## [EXERCISE DESCRIPTION]
Narrow the data below down to the lines containing "itcsoftware".

## [THE RECORDS]

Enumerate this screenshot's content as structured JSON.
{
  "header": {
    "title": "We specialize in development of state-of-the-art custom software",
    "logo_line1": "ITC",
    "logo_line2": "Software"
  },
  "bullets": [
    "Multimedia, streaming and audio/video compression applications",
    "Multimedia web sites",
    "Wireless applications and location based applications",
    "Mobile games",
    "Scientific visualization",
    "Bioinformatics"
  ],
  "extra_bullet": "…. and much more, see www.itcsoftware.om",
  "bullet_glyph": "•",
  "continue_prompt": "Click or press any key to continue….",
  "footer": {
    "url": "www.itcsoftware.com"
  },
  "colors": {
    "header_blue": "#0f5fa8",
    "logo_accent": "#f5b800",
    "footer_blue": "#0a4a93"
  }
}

## [RESULT BELOW]
  "extra_bullet": "…. and much more, see www.itcsoftware.om",
    "url": "www.itcsoftware.com"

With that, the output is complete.